Blakely “Old Shady” Durant
Blakey Durant, better known as “Old Shady," died on this date in 1884 in the city of Grand Forks, Dakota Territory. Old Shady was an early composer and singer of one of the country’s most stirring and popular war songs.
Blakey Durant was born in Fort Madison, Mississippi in 1826. As a child he and his family immigrated to Texas. After the death of his father, Blakey and his mother moved to Cincinnati. Unfortunately, in 1833, there were no public schools available to children of black Americans. Blakey would need to rely only on a “practical education.”
Soon after marrying, the Civil War broke out. Old Shady joined as a private in the 71st Ohio Volunteer Infantry. His first assignment was as a cook for the officer’s kitchen staff. In this capacity, Old Shady was able to daily rub shoulders with important Union officers, not the least of which was General William T. Sherman.
Old Shady was by now, known among the Union officers for his cooking and catering skills. But his renown among these offices wasn’t only for his cooking, but for his singing.
After the Battle of Shiloh, Old Shady again ran into General Sherman while catering as part of General McPherson’s kitchen staff. Because General Sherman was a close friend of General Grant, Old Shady was assigned for several months to Grant’s mess. It was during this time that almost nightly Old Shady was asked to sing for the generals and their guests.
It was perhaps with these types of performances in mind, that General Sherman later wrote, “no truer song of gladness ever ascended the lips of man than at Vicksburg, when “Old Shady” sang for us in a voice of pure melody, this song of deliverance from the bonds of slavery.” He became a favorite of General Sherman, and was even mentioned in the general’s post-war book “Memoirs of War” in 1888.
After the war, Old Shady returned to Ohio and took up steam boating. He eventually settled in St. Paul, Minnesota. While there, he saw General Sherman again, but much to Old Shady’s disappointment, he was not able to speak with him. In 1884, now living in Grand Forks, Old Shady was excited to hear that his old general would be passing through town.
At the railroad depot, this time Old Shady was able to get close to the general and greet his old commander. General Sherman at first didn’t recognize his old ‘singing cook.” Once it struck him who he was, Old Shady reported that the general nearly “shook me to pieces.” This would be the last time Old Shady ever saw Sherman alive.

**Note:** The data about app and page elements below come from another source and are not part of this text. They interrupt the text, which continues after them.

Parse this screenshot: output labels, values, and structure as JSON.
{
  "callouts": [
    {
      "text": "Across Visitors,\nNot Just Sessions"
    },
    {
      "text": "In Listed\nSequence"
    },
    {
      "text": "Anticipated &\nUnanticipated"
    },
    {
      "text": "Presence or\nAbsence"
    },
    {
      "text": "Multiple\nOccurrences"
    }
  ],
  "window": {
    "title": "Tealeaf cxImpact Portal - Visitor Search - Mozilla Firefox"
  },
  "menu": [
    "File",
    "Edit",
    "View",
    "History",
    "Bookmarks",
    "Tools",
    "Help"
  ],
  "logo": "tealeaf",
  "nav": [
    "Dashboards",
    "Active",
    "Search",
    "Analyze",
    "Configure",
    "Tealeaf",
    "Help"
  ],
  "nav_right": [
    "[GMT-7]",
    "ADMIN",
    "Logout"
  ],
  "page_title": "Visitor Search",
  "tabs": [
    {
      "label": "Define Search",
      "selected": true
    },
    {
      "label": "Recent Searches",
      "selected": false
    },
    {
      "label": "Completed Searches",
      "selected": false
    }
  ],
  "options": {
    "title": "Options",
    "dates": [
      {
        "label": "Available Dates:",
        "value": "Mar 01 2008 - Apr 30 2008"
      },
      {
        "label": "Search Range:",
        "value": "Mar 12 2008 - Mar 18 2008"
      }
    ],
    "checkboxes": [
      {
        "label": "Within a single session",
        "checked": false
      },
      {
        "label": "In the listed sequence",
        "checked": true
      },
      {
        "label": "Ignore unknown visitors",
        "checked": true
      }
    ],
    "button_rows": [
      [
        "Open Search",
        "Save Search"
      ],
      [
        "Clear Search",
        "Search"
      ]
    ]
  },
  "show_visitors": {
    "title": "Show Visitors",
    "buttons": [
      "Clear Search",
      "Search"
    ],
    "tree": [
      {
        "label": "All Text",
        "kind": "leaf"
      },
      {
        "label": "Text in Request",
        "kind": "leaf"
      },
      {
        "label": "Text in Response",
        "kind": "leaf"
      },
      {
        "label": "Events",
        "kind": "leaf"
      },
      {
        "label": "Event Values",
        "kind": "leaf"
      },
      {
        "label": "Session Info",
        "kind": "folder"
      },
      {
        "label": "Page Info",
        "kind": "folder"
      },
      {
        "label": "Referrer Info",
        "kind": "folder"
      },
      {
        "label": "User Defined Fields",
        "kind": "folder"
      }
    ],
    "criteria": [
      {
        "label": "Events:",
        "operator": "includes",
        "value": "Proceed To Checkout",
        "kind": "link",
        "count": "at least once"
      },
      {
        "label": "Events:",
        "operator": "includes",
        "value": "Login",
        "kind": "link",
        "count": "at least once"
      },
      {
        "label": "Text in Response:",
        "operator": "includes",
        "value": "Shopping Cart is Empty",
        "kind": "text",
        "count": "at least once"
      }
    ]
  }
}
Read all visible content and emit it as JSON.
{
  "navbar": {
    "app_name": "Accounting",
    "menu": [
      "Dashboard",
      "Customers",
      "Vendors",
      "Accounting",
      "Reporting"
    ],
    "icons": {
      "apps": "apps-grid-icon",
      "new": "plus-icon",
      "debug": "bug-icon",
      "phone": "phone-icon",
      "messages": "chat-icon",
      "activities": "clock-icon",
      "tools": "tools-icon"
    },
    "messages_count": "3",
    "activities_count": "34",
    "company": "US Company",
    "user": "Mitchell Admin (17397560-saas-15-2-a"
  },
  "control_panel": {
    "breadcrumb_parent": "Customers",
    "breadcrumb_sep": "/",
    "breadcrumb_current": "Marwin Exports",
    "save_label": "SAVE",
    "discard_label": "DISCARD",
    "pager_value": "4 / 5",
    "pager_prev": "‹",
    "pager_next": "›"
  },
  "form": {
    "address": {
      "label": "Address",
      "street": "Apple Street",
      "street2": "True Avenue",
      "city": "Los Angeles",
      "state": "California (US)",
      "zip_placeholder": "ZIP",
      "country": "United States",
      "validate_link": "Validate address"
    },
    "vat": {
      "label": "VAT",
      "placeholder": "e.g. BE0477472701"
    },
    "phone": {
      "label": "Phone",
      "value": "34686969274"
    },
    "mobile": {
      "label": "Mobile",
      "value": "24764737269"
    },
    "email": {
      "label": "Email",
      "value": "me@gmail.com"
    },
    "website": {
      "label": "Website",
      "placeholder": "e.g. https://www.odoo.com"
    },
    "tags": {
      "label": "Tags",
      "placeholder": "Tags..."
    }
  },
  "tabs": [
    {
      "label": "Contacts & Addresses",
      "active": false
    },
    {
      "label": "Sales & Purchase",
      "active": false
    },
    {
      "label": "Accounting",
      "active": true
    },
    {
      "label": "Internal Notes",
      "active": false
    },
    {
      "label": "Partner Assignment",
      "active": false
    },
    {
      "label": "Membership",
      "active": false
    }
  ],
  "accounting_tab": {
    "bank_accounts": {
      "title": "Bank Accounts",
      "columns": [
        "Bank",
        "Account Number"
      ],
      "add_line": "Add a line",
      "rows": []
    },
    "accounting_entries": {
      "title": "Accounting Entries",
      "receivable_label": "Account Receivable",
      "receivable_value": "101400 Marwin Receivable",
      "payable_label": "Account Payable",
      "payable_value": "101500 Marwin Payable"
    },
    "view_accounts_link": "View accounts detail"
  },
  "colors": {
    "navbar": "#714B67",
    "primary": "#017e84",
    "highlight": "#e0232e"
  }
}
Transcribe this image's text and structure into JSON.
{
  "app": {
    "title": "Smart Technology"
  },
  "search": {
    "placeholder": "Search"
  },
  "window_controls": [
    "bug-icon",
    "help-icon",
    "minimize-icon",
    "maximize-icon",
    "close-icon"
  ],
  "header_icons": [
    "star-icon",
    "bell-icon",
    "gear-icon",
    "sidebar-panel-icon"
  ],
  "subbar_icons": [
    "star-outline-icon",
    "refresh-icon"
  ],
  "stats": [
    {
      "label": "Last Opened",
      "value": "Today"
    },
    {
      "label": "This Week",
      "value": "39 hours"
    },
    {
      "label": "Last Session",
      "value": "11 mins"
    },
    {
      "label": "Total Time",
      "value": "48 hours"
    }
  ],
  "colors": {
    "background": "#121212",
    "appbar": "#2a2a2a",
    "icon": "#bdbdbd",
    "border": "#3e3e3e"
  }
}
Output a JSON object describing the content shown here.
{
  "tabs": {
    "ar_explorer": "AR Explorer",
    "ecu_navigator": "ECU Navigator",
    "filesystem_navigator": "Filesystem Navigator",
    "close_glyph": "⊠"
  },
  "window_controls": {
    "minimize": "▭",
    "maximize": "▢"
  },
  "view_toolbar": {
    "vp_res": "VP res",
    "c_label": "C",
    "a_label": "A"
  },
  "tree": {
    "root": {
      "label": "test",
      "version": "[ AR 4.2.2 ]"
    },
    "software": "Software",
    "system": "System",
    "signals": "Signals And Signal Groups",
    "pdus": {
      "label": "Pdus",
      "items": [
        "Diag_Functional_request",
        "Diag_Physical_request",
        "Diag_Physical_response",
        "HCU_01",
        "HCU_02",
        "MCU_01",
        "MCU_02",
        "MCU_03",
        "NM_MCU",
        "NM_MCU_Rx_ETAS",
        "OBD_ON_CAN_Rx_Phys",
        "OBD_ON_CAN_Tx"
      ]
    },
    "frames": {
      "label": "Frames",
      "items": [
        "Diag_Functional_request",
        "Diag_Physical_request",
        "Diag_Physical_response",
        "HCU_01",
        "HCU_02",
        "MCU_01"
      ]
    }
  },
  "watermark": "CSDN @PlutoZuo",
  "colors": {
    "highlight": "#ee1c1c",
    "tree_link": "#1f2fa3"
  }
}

He even took time to attend his favorite old general’s funeral in St. Louis, Missouri.
So how did Blakey Durant earn his nickname?
Well, it probably won’t surprise you to hear that the song that he often sang for General Sherman and his guests was the Civil War favorite, “Old Shady.”
by Dave Seifert
Sources: Lounsberry, Colonel Clement A., “Early History of North Dakota, Essential Outlines of American History,” Liberty Press, Washington, D.C., 76 New York Avenue, N.E., 1919. pg. 510-512.